(just a few thoughts from one of my former classes at Liberty University) Martin Luther was the great leader of the Reformation. He was born November 10, 1483 in Eisleben Germany.  He was baptized as a Roman Catholic at birth. Martin Luther was the eldest of seven children in a middle-class German peasant family. At 21, Luther earned a Master of Arts degree from the University of Erfurt. Hans Luther was determined that his son be well-educated, and his hard work in the copper mines financed the younger Luther's education. Through Luther’s hard work he began to understand the need to know scripture and what it meant. Luther understood righteousness as a gift of God’s grace. He has discovered or (recovered) the doctrine of justification by grace alone. This discovery set him on fire. In 1517, he posted a sheet of theses for discussion on the University’s chapel door. These ninety-five theses set out a devastating critique of the church’s sale of indulgences and explained the fundamentals of justification by grace alone. Luther’s work left a huge impact on Christianity today.

The Lord’s Supper is an important aspect of Christianity that needs to be clearly communicated to today’s culture. Luther’s article begins explaining the papacy changing the mode and meaning of the Lord’s Supper from the early church. In relation to the papists, they believed they had the right to change what the Lord’s Supper meant. The reality of man-made tradition was seen in the time of Luther.
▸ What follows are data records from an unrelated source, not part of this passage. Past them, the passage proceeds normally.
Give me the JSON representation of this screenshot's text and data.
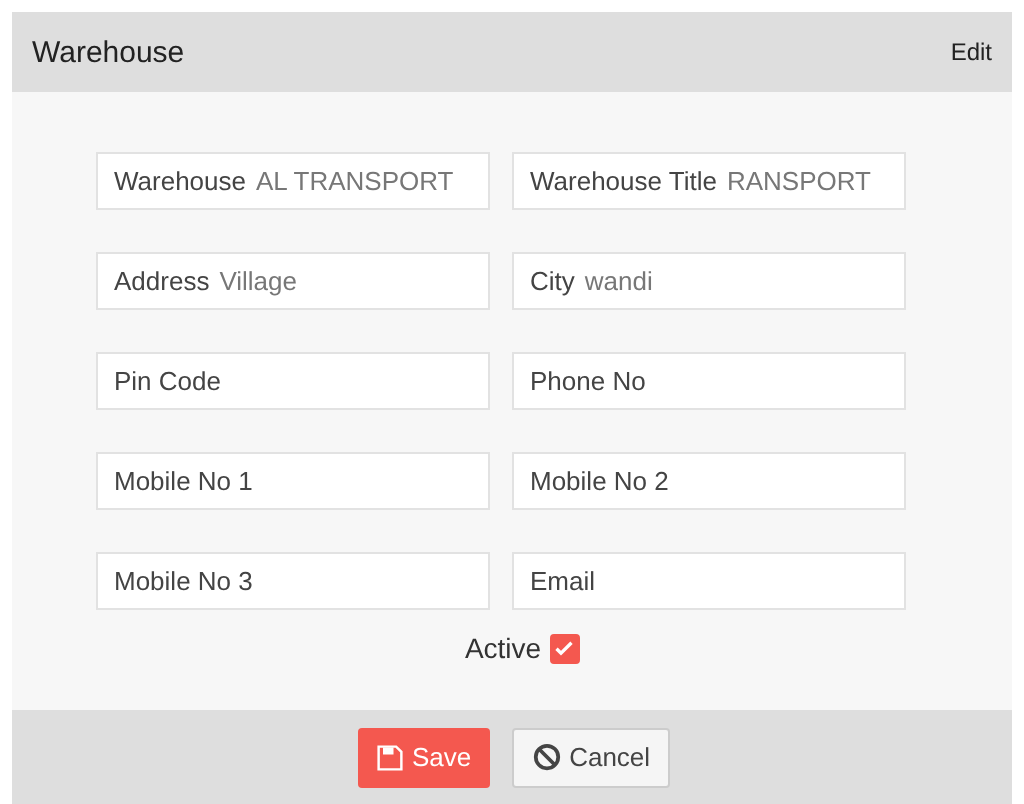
{
  "panel": {
    "title": "Warehouse",
    "edit_link": "Edit"
  },
  "fields": [
    {
      "label": "Warehouse",
      "value": "AL TRANSPORT"
    },
    {
      "label": "Warehouse Title",
      "value": "RANSPORT"
    },
    {
      "label": "Address",
      "value": "Village"
    },
    {
      "label": "City",
      "value": "wandi"
    },
    {
      "label": "Pin Code"
    },
    {
      "label": "Phone No"
    },
    {
      "label": "Mobile No 1"
    },
    {
      "label": "Mobile No 2"
    },
    {
      "label": "Mobile No 3"
    },
    {
      "label": "Email"
    }
  ],
  "active": {
    "label": "Active",
    "checked": true
  },
  "buttons": [
    {
      "kind": "save",
      "label": "Save"
    },
    {
      "kind": "cancel",
      "label": "Cancel"
    }
  ]
}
Men felt they had the ability to do a better job than God and create their own commandments. Luther vehemently opposes the papacy to be elevated to the point of being equal to God’s authority.

Luther mentions the importance of the time the Lord Supper is being given. He comments, “although they may be understood as fulfilled on the cross; it matter not that Christ says: "Which is given for you.” He speaks to the truth of Christ accomplishing salvation for man, past, present and future. We are not bound to laws for salvation, but by grace through faith alone. Luther calls what the papists refer to as transubstantiation, to be incorrect and not biblical. He points to it be idolatry to point to the bread and wine as being the actual body and blood of Jesus Christ. Jesus died once and for all for the sins of mankind.

The great message that Luther preached was that Christ is the only avenue to God. No longer did people have to confess to a priest, but go straight to God through Christ. This teaching and revolution that Luther began was one of the most monumental parts of Christian History. Luther believed in the authority of scripture and his legacy has helped us today in elevating what God thinks over man’s ideas.